▶ **Your assignment**
When a line below contains the word "icon", copy that line.
(Data)
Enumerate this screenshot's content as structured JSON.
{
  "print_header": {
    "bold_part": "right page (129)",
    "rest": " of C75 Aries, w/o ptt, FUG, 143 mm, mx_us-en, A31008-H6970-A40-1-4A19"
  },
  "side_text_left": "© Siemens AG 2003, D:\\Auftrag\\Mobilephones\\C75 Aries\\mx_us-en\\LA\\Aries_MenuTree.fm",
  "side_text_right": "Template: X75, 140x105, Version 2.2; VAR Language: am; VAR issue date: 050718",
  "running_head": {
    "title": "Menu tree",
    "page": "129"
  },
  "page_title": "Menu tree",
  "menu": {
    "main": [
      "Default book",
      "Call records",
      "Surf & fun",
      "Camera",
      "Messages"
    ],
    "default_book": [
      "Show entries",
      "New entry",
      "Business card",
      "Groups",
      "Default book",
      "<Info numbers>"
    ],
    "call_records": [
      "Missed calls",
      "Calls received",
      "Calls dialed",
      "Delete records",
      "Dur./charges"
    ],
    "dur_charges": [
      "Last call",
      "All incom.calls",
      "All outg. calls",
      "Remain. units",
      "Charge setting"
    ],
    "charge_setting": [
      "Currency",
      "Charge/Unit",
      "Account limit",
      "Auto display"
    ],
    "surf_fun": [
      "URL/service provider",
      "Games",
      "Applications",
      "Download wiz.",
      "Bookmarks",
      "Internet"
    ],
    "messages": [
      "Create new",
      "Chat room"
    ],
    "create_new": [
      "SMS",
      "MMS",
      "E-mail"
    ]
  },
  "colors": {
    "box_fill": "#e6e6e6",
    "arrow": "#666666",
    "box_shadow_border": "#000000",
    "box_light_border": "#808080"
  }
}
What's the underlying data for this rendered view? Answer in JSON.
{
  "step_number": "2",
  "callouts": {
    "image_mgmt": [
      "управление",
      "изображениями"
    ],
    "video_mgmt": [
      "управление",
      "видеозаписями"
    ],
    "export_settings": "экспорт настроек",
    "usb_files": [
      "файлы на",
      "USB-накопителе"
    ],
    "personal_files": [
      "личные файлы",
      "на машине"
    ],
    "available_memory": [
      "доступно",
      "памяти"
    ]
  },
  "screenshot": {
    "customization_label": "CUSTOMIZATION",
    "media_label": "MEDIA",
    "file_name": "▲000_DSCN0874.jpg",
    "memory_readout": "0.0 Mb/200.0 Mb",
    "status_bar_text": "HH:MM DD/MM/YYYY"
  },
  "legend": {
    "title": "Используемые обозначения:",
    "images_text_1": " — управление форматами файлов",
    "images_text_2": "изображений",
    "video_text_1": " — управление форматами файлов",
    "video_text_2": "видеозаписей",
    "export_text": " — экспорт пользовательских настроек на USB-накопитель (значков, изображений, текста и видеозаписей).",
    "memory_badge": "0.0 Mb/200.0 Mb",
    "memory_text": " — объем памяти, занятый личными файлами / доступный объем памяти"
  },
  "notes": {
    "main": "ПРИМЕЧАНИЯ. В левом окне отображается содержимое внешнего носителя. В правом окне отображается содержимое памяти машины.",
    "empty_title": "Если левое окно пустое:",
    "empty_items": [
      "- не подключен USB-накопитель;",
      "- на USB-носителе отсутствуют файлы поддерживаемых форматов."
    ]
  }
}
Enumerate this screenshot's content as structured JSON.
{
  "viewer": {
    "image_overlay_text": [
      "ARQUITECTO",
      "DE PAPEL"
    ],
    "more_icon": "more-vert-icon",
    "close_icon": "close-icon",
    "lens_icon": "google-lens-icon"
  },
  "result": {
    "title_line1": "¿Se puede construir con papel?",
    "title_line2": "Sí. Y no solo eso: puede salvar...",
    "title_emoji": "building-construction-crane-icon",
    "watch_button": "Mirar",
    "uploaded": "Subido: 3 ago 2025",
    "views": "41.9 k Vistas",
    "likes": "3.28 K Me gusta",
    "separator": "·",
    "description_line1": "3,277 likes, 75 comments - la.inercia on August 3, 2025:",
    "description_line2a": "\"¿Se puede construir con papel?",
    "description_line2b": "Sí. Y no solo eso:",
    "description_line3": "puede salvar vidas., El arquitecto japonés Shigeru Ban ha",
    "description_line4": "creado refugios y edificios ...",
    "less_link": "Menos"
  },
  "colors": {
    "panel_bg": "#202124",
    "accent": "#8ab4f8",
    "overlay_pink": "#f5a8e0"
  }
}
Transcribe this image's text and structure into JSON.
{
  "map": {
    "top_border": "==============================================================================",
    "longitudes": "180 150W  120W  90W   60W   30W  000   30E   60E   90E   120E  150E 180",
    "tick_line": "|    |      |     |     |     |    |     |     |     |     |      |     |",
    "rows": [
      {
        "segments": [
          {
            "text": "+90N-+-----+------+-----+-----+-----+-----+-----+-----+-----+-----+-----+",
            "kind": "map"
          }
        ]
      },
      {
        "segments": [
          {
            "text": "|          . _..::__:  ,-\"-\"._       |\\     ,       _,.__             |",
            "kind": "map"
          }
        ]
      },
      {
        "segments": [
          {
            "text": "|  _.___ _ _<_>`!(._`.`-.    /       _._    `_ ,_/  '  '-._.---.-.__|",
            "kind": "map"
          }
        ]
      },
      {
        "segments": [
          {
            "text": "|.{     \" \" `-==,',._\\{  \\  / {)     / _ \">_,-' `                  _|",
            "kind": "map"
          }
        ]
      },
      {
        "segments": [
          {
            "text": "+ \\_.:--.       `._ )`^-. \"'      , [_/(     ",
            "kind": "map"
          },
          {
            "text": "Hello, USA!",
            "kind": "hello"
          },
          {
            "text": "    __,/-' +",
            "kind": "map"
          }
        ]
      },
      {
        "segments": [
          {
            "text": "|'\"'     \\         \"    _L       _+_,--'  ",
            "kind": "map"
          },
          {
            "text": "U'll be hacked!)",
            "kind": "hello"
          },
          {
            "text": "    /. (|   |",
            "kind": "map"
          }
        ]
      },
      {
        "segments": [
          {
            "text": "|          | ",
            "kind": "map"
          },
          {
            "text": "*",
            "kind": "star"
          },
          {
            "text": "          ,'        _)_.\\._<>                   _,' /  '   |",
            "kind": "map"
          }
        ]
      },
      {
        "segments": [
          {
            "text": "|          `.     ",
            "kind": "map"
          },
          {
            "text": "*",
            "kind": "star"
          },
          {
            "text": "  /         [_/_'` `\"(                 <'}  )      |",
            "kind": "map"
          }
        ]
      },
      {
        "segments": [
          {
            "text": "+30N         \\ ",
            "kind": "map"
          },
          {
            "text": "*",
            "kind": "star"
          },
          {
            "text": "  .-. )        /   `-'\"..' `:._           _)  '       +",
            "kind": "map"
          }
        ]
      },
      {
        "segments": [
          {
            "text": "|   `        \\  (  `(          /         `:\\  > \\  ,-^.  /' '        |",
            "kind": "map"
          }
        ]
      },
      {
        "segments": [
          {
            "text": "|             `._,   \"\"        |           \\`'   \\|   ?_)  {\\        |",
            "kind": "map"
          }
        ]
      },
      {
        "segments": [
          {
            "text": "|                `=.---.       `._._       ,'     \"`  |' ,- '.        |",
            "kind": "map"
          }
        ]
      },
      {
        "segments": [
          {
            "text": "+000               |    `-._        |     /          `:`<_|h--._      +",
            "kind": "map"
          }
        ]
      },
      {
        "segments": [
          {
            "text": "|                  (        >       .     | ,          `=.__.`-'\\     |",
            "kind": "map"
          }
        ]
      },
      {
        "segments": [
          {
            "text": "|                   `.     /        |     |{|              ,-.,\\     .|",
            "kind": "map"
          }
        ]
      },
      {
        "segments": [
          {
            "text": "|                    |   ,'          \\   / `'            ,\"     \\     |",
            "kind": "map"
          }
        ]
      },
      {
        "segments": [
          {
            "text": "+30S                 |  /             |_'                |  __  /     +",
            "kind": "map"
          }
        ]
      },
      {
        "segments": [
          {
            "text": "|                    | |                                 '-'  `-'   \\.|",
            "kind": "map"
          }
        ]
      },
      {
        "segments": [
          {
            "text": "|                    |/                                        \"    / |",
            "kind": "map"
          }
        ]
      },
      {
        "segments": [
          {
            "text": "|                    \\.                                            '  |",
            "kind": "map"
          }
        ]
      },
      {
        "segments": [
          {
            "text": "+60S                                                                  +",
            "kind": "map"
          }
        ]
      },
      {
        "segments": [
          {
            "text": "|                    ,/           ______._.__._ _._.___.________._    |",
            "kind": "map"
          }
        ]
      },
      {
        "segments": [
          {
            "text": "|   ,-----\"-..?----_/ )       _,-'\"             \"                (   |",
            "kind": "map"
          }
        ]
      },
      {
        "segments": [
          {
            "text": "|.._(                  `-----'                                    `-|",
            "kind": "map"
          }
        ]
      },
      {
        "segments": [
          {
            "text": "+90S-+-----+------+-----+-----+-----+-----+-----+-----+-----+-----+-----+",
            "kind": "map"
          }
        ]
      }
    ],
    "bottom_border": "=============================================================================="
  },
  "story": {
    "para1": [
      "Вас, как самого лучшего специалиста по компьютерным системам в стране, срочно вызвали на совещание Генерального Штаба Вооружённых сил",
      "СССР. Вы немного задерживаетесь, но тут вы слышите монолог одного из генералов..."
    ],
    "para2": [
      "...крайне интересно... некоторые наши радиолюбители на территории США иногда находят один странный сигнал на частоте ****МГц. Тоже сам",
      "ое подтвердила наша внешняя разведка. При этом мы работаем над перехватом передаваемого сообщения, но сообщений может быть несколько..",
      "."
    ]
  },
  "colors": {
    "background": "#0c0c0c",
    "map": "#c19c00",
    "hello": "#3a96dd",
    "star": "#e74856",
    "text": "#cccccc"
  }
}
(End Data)
▶ **Result below**
    "more_icon": "more-vert-icon",
    "close_icon": "close-icon",
    "lens_icon": "google-lens-icon"
    "title_emoji": "building-construction-crane-icon",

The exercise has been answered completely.